What is the Sharpe Ratio in Mutual Funds?

Sharpe Ratio in Mutual Funds: Calculation, Formula and Importance

Investors often find themselves navigating a complex landscape when it comes to mutual funds. They seek the most effective strategies to optimize their returns while managing risks. One essential tool in this pursuit is the Sharpe Ratio, a metric developed by Nobel laureate William F. Sharpe. In this blog post, we’ll delve into the intricacies of the Sharpe Ratio in mutual funds, exploring its significance, calculation, and its role in evaluating the performance of mutual funds.

What is Sharpe Ratio?

The Sharpe Ratio is a widely used financial metric that helps investors assess the risk-adjusted return of an investment or a portfolio. Named after its creator, William F. Sharpe, this ratio measures the excess return of an investment over the risk-free rate per unit of volatility.

In simpler terms, it provides a way to gauge whether the returns generated by an investment adequately compensate for the risks taken. Investors often use the Sharpe Ratio to compare the risk-adjusted performance of different investments, with a higher ratio indicating a more favorable risk-return profile.

It’s important to note that while the Sharpe Ratio is a valuable tool, it should be considered alongside other performance metrics for a comprehensive evaluation of an investment’s overall attractiveness. Additionally, a positive Sharpe Ratio doesn’t guarantee future success, so thorough analysis and consideration of an investment’s specific characteristics are crucial.

Calculation of the Sharpe Ratio

To calculate the Sharpe Ratio, the following formula is used:

Sharpe Ratio in Mutual Funds: Calculation, Formula and Importance

The result represents the risk-adjusted return per unit of risk.

Importance of Sharpe Ratio in Mutual Funds

When it comes to mutual funds, the Sharpe Ratio plays a crucial role in evaluating the performance of a fund relative to its risk. A higher Sharpe Ratio indicates better risk-adjusted performance, suggesting that the fund is generating more return per unit of risk taken. Investors commonly use this metric to compare different mutual funds and make informed decisions based on risk-return trade-offs.
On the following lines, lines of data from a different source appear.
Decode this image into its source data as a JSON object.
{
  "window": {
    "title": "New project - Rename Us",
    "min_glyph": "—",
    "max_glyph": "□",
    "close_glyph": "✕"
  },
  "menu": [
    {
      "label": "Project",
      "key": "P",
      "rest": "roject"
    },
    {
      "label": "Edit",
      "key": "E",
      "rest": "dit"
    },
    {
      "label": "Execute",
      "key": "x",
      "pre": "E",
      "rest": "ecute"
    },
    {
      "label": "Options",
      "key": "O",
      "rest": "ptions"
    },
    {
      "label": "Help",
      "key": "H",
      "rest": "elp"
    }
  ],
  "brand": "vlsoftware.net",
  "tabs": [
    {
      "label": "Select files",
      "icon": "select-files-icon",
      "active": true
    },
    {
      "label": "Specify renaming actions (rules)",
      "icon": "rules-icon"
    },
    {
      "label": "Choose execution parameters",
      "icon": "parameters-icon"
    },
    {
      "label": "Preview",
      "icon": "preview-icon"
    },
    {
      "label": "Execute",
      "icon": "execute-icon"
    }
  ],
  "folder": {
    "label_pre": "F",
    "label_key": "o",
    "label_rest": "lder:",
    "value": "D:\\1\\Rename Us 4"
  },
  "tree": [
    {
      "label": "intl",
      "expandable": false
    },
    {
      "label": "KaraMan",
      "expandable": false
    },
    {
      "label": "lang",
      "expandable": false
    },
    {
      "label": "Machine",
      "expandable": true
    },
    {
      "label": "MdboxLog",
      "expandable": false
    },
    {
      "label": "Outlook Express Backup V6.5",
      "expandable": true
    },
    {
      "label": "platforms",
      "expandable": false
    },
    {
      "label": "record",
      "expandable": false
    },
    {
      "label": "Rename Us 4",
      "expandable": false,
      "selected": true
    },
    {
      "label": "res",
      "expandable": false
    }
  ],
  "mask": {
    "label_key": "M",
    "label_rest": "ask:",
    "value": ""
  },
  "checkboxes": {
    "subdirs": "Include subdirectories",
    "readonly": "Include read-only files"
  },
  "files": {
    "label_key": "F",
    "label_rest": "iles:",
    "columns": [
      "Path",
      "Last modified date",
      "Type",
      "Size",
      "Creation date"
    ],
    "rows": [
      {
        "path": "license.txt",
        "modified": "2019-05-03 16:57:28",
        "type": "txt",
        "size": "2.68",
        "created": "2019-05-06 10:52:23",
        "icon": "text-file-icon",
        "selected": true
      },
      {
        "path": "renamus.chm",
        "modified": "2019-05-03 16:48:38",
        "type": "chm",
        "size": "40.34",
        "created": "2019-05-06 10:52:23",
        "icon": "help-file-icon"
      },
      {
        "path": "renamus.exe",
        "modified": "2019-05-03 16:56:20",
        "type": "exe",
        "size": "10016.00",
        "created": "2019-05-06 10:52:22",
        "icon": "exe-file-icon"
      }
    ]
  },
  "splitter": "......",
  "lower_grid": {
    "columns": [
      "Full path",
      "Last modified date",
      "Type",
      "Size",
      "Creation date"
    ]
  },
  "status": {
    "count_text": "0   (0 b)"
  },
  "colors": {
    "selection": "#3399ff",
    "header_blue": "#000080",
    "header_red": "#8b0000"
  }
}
Key Considerations

Risk-Free Rate: The Sharpe Ratio compares an investment’s return to the risk-free rate, typically the yield on government securities. This is essential because investors need to know if the returns offered by a mutual fund adequately compensate for the risk taken compared to a risk-free investment.

Volatility: The denominator of the Sharpe Ratio is the standard deviation of the portfolio’s excess return, representing the volatility or risk of the investment. A lower standard deviation implies less risk, contributing to a higher Sharpe Ratio.

Interpreting the Ratio: A Sharpe Ratio of 1 or higher is generally considered good, indicating that the investment is providing a decent return for the level of risk taken. A ratio below 1 may suggest that the return is not sufficient for the risk involved.

Comparing Funds: Investors should use the Sharpe Ratio to compare similar funds within the same asset class. It helps identify funds that deliver superior risk-adjusted returns, guiding investors toward more efficient portfolios.

Limitations: While the Sharpe Ratio is a valuable tool, it has limitations. For instance, it assumes that returns are normally distributed and that past performance is indicative of future results. Investors should consider these limitations when making investment decisions.

In Conclusion

In the complex world of mutual funds, the Sharpe Ratio stands out as a valuable tool for investors seeking to balance risk and return. By understanding its calculation, significance, and limitations, investors can make more informed decisions when evaluating the performance of mutual funds. As with any financial metric, it’s crucial to consider the broader context and use the Sharpe Ratio in mutual funds as part of a comprehensive analysis when building and managing an investment portfolio.

Frequently Asked Questions

1. Can the Sharpe Ratio be negative, and what does it signify?

Yes, the Sharpe Ratio can be negative. A negative ratio implies that the investment’s return is not compensating adequately for the level of risk taken, suggesting a suboptimal risk-return profile.

2. Is a higher Sharpe Ratio always better?

While a higher Sharpe Ratio generally indicates better risk-adjusted performance, it’s crucial to consider other factors. Investors should assess their risk tolerance and investment goals to determine the most suitable investment.

3. How frequently should investors review the Sharpe Ratio of a mutual fund?

Investors should regularly review the Sharpe Ratio in conjunction with other performance metrics. However, it’s essential to avoid making decisions based solely on short-term fluctuations, as market conditions can impact the ratio.

4. Can the Sharpe Ratio be applied to individual stocks?

Yes, the Sharpe Ratio can be applied to individual stocks, but it is more commonly used for portfolios and funds. For stocks, alternative metrics like the Treynor Ratio may provide more relevant insights.

5. Does the Sharpe Ratio guarantee future performance?

No, the Sharpe Ratio, like any financial metric, does not guarantee future performance. It is a historical measure and should be used in conjunction with other analysis tools to make well-informed investment decisions.